Wow, has it already been a year since last RustConf?—give or take the exact date of the event sliding a bit between years—and give a month-and-a-half of procrastination before being truly struck by the mounting realization that my opportunity to blog something about it before the opportunity expires has almost—but crucially, not quite—faded into oblivion. And a year-and-a-quarter since my first contribution to the compiler? I've recently moved into the top hundred contributors by commit count, because GitHub's contributors graph page only goes down to a hundred and my life is controlled by what things GitHub happens to provide graphs for.
So in the evening of Wednesday 15 August, I boarded the Amtrak Coast Starlight at Jack London Square station in Oakland for the long pilgrimage north to Portland to visit friend of the blog Sophia and attend this year's RustConf.
The train was nearly three hours late. (More like Slowest Starlight, am I right?)
On Thursday, I convened a Berkeley Slate Star Codex meetup in exile with Sophia and another local.
I don't think I was very well-prepared to take advantage of the conference itself this time around. I attended the Friday "advanced" training session, but the content was mostly the same as last year (I probably should have chosen the Tock session instead), and I don't actually own a laptop (I used "my" employer-owned laptop last year), and trying to make do with my accessorized phone and the playground was not an optimized experience.
Then the day of the conference itself, I overslept (and left my badge at Sophia's house), and had a high-neuroticism day induced by social-media drama that I had inflicted on myself the previous night, which distracted me from the content of the talks and the challenge of actually connecting with people on the hallway track (the most valuable part of any conference).
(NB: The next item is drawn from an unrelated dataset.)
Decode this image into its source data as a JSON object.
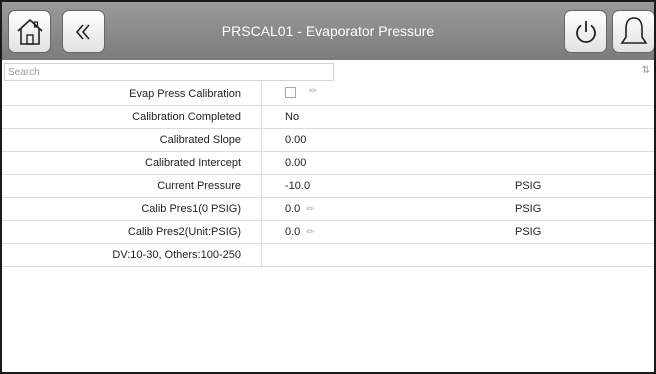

But, you know, there will be other conferences. Rust isn't going anywhere. And neither am I.
Except, you know, to Portland or wherever for the occasional conference.